Overall, a good year on the stock market

Despite the tense macroeconomic situation and high fluctuations during the year, 2023 proved to be a good year for equities, and the bond markets also showed significant increases in yields in some cases.

Even though the central banks raised interest rates to a level not seen for years, the deep recession feared by many still did not materialise. The central banks’ strategy appears to be working, as inflation has fallen both in the US and in the eurozone, where it totalled just 2.9 per cent in 2023. Nevertheless, there is still uncertainty as to how inflation, which has recently started to rise again, can be brought under control in the long term.

On balance, economic growth in the US in 2023 (with GDP growth of 2.1 per cent) proved to be more robust than in the eurozone, which grew by just 0.6 per cent. With an 0.8 per cent decline in GDP, Austria is likely to have remained noticeably behind this figure.

Shares gain almost all around the world

The stock markets closed at new highs in this environment, albeit after a few ups and downs: a strong start to the year was followed by a period of consolidation due to high inflation and further interest rate hikes. A temporary recovery came to an end again in the third quarter, before the markets started a remarkable year-end rally from November onwards thanks to falling inflation and hopes of an easing of the interest rate environment.

The US stock market was driven by the “Magnificent 7”: Apple, Amazon, Alphabet, Nvidia, Meta Platforms, Microsoft and Tesla, whose share prices rose between 48 and 239 per cent in 2023. Overall, the S&P 500 gained around 24 per cent in value, while the Dow Jones rose by just under 14 per cent. Many markets in the eurozone also reached new all-time highs. The DAX proved to be one of the best performers worldwide, ending the year up 20.3 per cent. The Euro STOXX 50 also performed strongly, rising by 19.2 per cent. The leading Austrian index, the ATX, rose by 9.9 per cent in the same period.

Rising interest rates make bonds attractive again

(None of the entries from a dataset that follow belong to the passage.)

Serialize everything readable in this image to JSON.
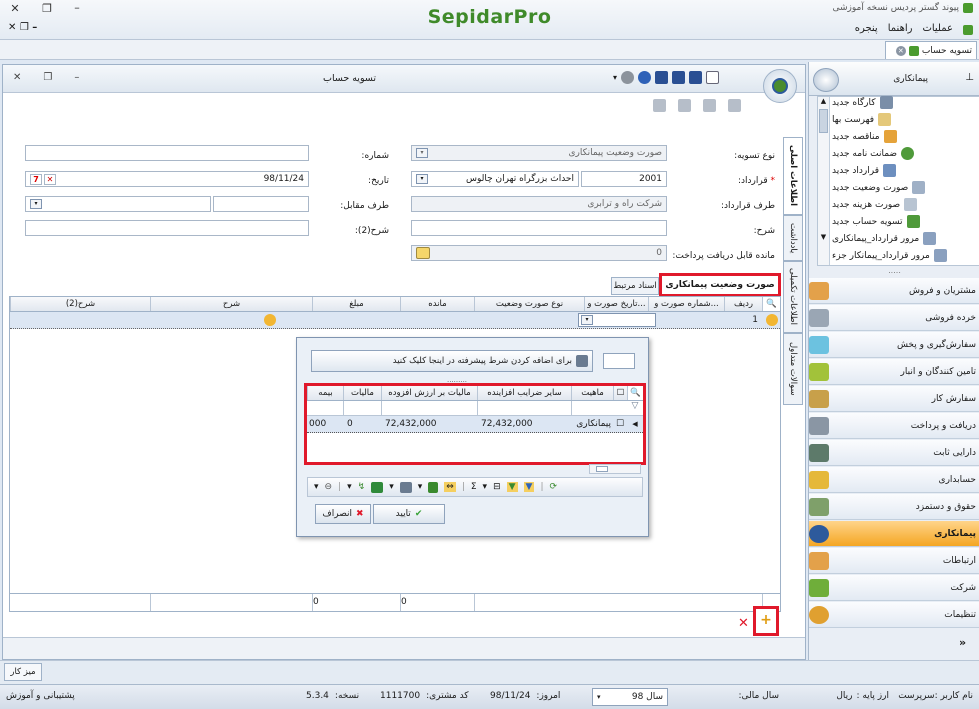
{
  "app": {
    "logo": "SepidarPro",
    "window_caption": "پیوند گستر پردیس نسخه آموزشی"
  },
  "menu": {
    "operations": "عملیات",
    "help": "راهنما",
    "window": "پنجره"
  },
  "doc_tab": {
    "label": "تسویه حساب"
  },
  "window": {
    "title": "تسویه حساب"
  },
  "form": {
    "settlement_type_label": "نوع تسویه:",
    "settlement_type_value": "صورت وضعیت پیمانکاری",
    "number_label": "شماره:",
    "number_value": "",
    "contract_label": "قرارداد:",
    "contract_code": "2001",
    "contract_name": "احداث بزرگراه تهران چالوس",
    "date_label": "تاریخ:",
    "date_value": "98/11/24",
    "party_label": "طرف قرارداد:",
    "party_value": "شرکت راه و ترابری",
    "counter_label": "طرف مقابل:",
    "desc_label": "شرح:",
    "desc2_label": "شرح(2):",
    "balance_label": "مانده قابل دریافت پرداخت:",
    "balance_value": "0"
  },
  "side_tabs": [
    "اطلاعات اصلی",
    "یادداشت",
    "اطلاعات تکمیلی",
    "سوالات متداول"
  ],
  "tabs": {
    "active": "صورت وضعیت پیمانکاری",
    "inactive": "اسناد مرتبط"
  },
  "grid": {
    "columns": [
      "ردیف",
      "شماره صورت و...",
      "تاریخ صورت و...",
      "نوع صورت وضعیت",
      "مانده",
      "مبلغ",
      "شرح",
      "شرح(2)"
    ],
    "row_number": "1",
    "footer_totals": [
      "0",
      "0"
    ]
  },
  "popup": {
    "advanced_filter": "برای اضافه کردن شرط پیشرفته در اینجا کلیک کنید",
    "columns": [
      "ماهیت",
      "سایر ضرایب افزاینده",
      "مالیات بر ارزش افزوده",
      "مالیات",
      "بیمه"
    ],
    "row": {
      "nature": "پیمانکاری",
      "other_coef": "72,432,000",
      "vat": "72,432,000",
      "tax": "0",
      "insurance": "000"
    },
    "confirm": "تایید",
    "cancel": "انصراف"
  },
  "right_panel": {
    "title": "پیمانکاری",
    "items": [
      "کارگاه جدید",
      "فهرست بها",
      "مناقصه جدید",
      "ضمانت نامه جدید",
      "قرارداد جدید",
      "صورت وضعیت جدید",
      "صورت هزینه جدید",
      "تسویه حساب جدید",
      "مرور قرارداد_پیمانکاری",
      "مرور قرارداد_پیمانکار جزء"
    ],
    "nav": [
      "مشتریان و فروش",
      "خرده فروشی",
      "سفارش‌گیری و پخش",
      "تامین کنندگان و انبار",
      "سفارش کار",
      "دریافت و پرداخت",
      "دارایی ثابت",
      "حسابداری",
      "حقوق و دستمزد",
      "پیمانکاری",
      "ارتباطات",
      "شرکت",
      "تنظیمات"
    ]
  },
  "taskbar": {
    "desk": "میز کار"
  },
  "status": {
    "user": "نام کاربر :سرپرست",
    "base_currency_label": "ارز پایه :",
    "base_currency": "ریال",
    "fiscal_year_label": "سال مالی:",
    "fiscal_year": "سال 98",
    "today_label": "امروز:",
    "today": "98/11/24",
    "customer_code_label": "کد مشتری:",
    "customer_code": "1111700",
    "version_label": "نسخه:",
    "version": "5.3.4",
    "support": "پشتیبانی و آموزش"
  }
}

With the rise in interest rates, the asset class of bonds came back into focus in 2023. Yields on ten-year government bonds in the US even temporarily exceeded the five per cent threshold, making bonds highly attractive for anyone looking to build up a balanced portfolio. Although yields have fallen again in the meantime, they are still around 4 per cent. European bonds remain well below this mark, but yields here have also risen significantly.